WASHINGTON COUNTY (KFSM) -- When shots were fired in San Bernardino earlier this week, emergency dispatchers found themselves in the center of responding to a mass shooting.
Dispatchers, like Marissa Havins, helped inform hundreds of responding officers.
Havins, a dispatcher in San Bernardino, once served for six years in Fayetteville.
Carla Holcroft, the Dispatch Manager at the Washington County Sheriff’s Office, said she knew it was Havins handling the situation, the second she heard her voice on the radio.
“She did awesome. I was very proud of her. I couldn’t help but to just kind of cry a little bit, because I was so proud of her. She did an outstanding job,” Holcroft said.
Holcroft waited until the situation has calmed down, before making contact with her former employee.

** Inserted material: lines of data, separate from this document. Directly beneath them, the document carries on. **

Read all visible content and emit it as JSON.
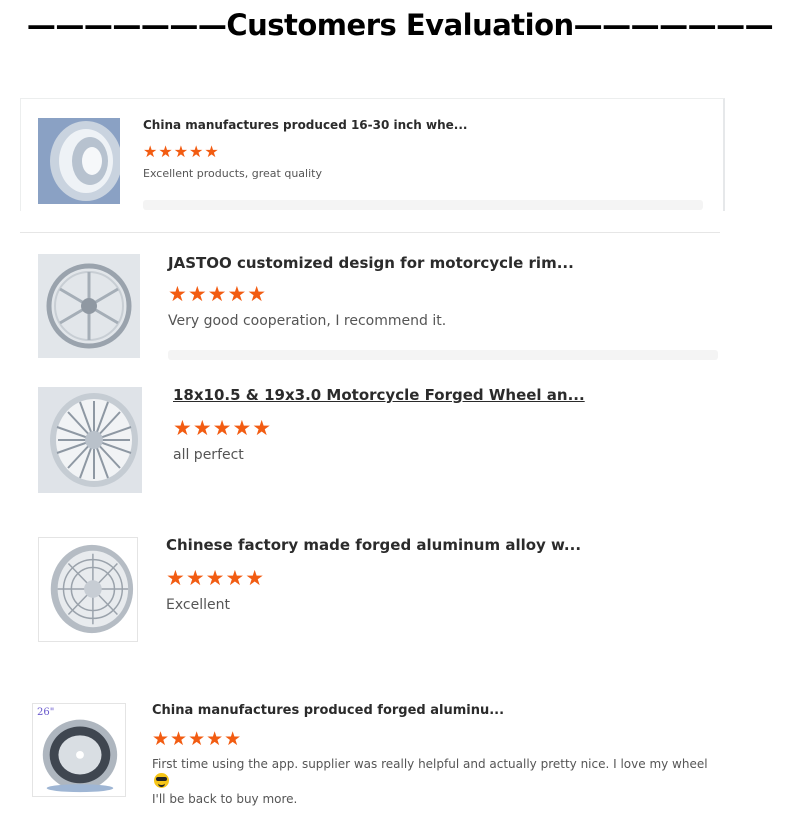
{
  "header": {
    "title": "———————Customers Evaluation———————"
  },
  "reviews": [
    {
      "product": "China manufactures produced 16-30 inch whe...",
      "stars": "★★★★★",
      "rating": 5,
      "comment": "Excellent products, great quality",
      "image_icon": "wheel-rim-icon"
    },
    {
      "product": "JASTOO customized design for motorcycle rim...",
      "stars": "★★★★★",
      "rating": 5,
      "comment": "Very good cooperation, I recommend it.",
      "image_icon": "motorcycle-rim-icon"
    },
    {
      "product": "18x10.5 & 19x3.0 Motorcycle Forged Wheel an...",
      "stars": "★★★★★",
      "rating": 5,
      "comment": "all perfect",
      "image_icon": "forged-wheel-icon"
    },
    {
      "product": "Chinese factory made forged aluminum alloy w...",
      "stars": "★★★★★",
      "rating": 5,
      "comment": "Excellent",
      "image_icon": "mesh-wheel-icon"
    },
    {
      "product": "China manufactures produced forged aluminu...",
      "stars": "★★★★★",
      "rating": 5,
      "comment": "First time using the app. supplier was really helpful and actually pretty nice. I love my wheel",
      "comment_line2": "I'll be back to buy more.",
      "image_icon": "wheel-barrel-icon",
      "image_badge": "26\""
    }
  ],
  "colors": {
    "star": "#f25c12",
    "text": "#2b2b2b",
    "muted": "#555555"
  }
}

“She let me know that she had been working, and that is was crazy and chaotic,” Holcroft said.
Holcroft said Havins handled the situation exactly how she was trained to. Havins went through "Active Shooter Training" in Arkansas, before moving to California.
“Being calm is very important. Especially when you are dealing with officers on the other end,” Holcroft said. “Once you finally get into the zone, your training and everything just kind of takes place. You veer towards what you know what you have got to do, to make the situation as best as it can be.”
Holcroft said the shootings in San Bernardino showed training for dispatchers is important, especially In a period of time where mass shootings are becoming all-too-familiar.
“With the change in times, anything can happen,” Holcroft said. “Every day you walk in here, you never know what is going to be on the other side of the radio.”
Havins moved to California after serving in Fayetteville since 2007. Holcroft said Havins transferred to San Bernardino in order to be closer to family.